Student will make [a set of two pretty Plum Blossom bobby pins] (Picture left). The class fee includes all materials. After learning the history, types, materials, motifs, artisanship of the Edo Tsumami Kanzashi through lecture, you will challenge the fundamental Maru-tsumami (round pinching) to make plum blossom bobby pins.

*The workshop is for hobby purpose only. By signing up to this workshop, you agree not to sell the completed items or reveal class materials, especially for business purposes.

* You may receive the different color Kimono fabric based on the available supply stocks.

Michi Hirata North Piano Concert | Sunday, Sept. 20, 5PM

Join us, on Sept. 20th, to celebrate Michi Hirata North, the incredibly talented and inspiring international concert pianist. North will take the stage, assisted by conductor Julia Tai and Philharmonia Northwest, to perform the renowned Chopin Concerto No. 1 in E minor and Tchaikowsky Concerto No. 1 in B flat minor.

The concert will benefit the Japanese Cultural and Community Center of Washington. The JCCCW is a not-for-profit organization dedicated to the sharing of Japanese culture, language and heritage in the state of Washington. Housed in the historical, century old Seattle Japanese Language School at Rainier Ave. South and South Weller Street, the beautifully remodeled center hosts classes in Japanese language, taiko, martial arts and crafts as well as free public events (Children’s Day, Culture Day). There is also a Japanese language library and garden and a charming resale gift shop. To purchases tickets, go here.

 

Hosekibako (“Jewelbox”) Resale Shop Open Thursdays, Friday & Saturdays 10 am – 3 pm

Hosekibako is filled with Japanese art, antiques, collectibles, and household treasures. Items are donated from community members, adding to the ever changing inventory of Japanese items. The proceeds from sales directly support the programs and operations of the Japanese Cultural & Community Center. It’s the perfect time to find a special gift this holiday season for the antique, art and collectible lovers in your life! You may donate Japanese items in good condition, come shop or even volunteer! Learn more!


Omoide (“Memory”) Book Project

We offer a wonderful collection of books containing stories written by Japanese Americans about their memories before, during and after World War II. These books are a terrific gift idea to share the personal histories and experiences of Japanese Americans. You may order on-line or stop by our office.


Unsettled – Resettled: Seattle’s Hunt Hostel

You may be the key to unlocking a wealth of knowledge about the more than 100 men, women and children who lived in the Japanese Language School buildings following their incareration during World War II. With your help, we can create an accurate listing of the residents and establish a physical acknowledgement at the Cultural Center, displaying the name of each resident. If you can help, please email Elisa Law at elisal@jcccw.org or call us 206-568-7114.

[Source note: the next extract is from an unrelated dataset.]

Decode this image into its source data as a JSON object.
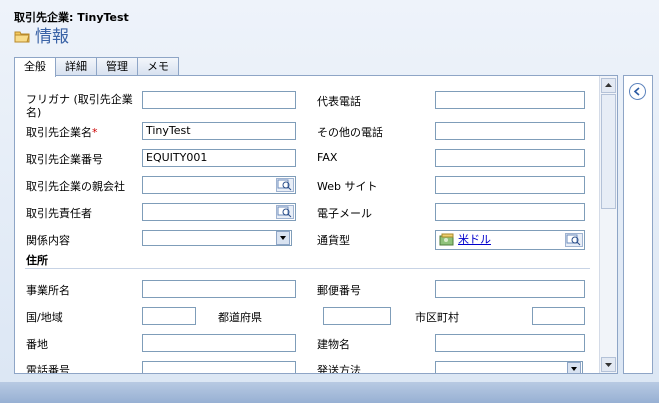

Enroll in the Seattle Japanese Language School!

Seattle Japanese Language School accepts youth, ages 6-18. The instructors are committed to having the doors of learning opportunity continually open for young students and will work with each student to catch them up to the current level of assignments and topics.
All adult classes are 9 week sessions, meeting once a week for two hours; from 6:30 to 8:30 pm. Class levels range from Beginner I to Intermediate.

For more information contact us at jls@jcccw.org or 206-323-0250.